_WHAT IS EXPECTED_: Filter these entries, keeping only lines that hold the word "negative".

_STORED DATA_:

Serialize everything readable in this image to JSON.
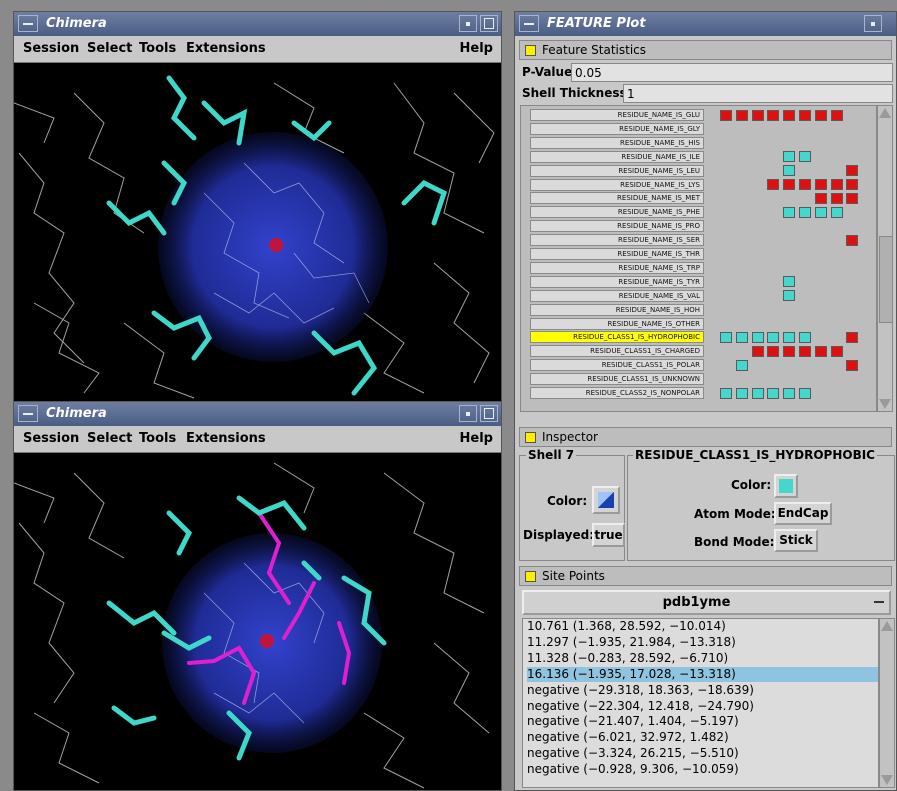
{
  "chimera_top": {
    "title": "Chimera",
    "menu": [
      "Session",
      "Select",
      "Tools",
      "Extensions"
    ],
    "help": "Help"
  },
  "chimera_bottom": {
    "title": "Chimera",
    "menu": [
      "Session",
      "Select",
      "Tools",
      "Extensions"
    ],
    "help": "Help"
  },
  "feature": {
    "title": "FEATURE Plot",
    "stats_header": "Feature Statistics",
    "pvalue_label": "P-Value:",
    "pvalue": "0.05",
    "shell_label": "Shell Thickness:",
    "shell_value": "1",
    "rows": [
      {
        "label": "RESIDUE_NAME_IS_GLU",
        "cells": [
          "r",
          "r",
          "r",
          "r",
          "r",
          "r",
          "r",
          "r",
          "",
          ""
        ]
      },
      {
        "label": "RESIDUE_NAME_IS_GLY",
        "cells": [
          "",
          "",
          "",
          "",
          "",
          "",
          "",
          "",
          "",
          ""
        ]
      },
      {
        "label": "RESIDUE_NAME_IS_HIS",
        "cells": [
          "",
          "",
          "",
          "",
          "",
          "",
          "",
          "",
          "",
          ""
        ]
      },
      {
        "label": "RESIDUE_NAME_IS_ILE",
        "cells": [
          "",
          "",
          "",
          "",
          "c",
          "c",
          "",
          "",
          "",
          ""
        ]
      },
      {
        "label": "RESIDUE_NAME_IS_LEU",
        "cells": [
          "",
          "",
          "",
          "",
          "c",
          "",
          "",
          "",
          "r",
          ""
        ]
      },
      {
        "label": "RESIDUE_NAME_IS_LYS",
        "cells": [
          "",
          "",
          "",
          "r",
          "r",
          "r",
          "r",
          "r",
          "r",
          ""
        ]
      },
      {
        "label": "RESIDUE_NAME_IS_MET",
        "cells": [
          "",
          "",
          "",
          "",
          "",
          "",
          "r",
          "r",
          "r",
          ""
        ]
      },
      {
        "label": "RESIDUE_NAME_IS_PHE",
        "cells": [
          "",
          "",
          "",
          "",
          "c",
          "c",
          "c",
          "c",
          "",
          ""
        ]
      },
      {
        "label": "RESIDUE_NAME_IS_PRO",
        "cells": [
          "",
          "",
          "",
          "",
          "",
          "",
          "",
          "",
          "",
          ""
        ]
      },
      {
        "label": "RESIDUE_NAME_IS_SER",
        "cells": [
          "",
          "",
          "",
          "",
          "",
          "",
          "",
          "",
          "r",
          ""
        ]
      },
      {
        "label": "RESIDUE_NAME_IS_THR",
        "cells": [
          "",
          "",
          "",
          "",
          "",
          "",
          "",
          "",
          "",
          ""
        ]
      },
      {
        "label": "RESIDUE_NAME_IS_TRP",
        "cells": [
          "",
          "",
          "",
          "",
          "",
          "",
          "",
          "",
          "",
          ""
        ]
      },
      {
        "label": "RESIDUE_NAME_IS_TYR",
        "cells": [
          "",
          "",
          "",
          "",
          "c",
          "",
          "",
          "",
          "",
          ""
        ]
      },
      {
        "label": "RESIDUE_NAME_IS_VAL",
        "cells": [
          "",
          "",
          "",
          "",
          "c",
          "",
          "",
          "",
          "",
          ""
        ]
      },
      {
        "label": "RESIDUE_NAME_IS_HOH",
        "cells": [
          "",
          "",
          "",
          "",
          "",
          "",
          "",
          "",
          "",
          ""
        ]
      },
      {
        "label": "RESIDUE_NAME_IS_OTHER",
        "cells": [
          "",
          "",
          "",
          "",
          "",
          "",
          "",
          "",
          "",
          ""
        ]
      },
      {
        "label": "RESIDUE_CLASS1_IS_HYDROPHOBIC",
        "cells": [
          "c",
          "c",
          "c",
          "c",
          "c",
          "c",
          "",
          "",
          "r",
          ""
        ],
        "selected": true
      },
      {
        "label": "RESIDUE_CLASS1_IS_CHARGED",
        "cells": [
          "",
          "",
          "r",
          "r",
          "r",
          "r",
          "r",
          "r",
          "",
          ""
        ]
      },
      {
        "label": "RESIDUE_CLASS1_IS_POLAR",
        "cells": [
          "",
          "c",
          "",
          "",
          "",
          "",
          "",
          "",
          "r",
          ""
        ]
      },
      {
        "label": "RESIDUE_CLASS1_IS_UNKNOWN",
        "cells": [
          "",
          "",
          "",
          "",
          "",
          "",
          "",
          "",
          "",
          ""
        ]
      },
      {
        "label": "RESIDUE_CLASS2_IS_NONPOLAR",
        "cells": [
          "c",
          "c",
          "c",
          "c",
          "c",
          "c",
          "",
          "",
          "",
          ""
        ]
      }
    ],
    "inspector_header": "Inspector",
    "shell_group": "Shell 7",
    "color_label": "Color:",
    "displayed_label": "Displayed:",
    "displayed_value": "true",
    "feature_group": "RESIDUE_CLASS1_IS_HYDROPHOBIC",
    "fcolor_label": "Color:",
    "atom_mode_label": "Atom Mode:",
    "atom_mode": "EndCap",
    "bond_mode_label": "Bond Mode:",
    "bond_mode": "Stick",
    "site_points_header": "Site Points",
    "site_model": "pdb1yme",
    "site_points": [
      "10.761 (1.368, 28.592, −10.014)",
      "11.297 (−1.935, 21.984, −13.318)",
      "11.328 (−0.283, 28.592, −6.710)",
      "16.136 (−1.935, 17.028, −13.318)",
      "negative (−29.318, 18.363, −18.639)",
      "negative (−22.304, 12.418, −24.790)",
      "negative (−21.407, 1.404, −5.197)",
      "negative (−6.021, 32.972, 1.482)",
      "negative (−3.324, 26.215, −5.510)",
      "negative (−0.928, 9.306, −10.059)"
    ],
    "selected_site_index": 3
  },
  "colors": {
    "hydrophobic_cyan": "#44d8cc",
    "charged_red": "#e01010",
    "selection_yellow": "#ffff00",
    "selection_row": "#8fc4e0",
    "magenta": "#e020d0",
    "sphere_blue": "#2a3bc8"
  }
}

_RESPONSE TO THE TASK_:
      "negative (−29.318, 18.363, −18.639)",
      "negative (−22.304, 12.418, −24.790)",
      "negative (−21.407, 1.404, −5.197)",
      "negative (−6.021, 32.972, 1.482)",
      "negative (−3.324, 26.215, −5.510)",
      "negative (−0.928, 9.306, −10.059)"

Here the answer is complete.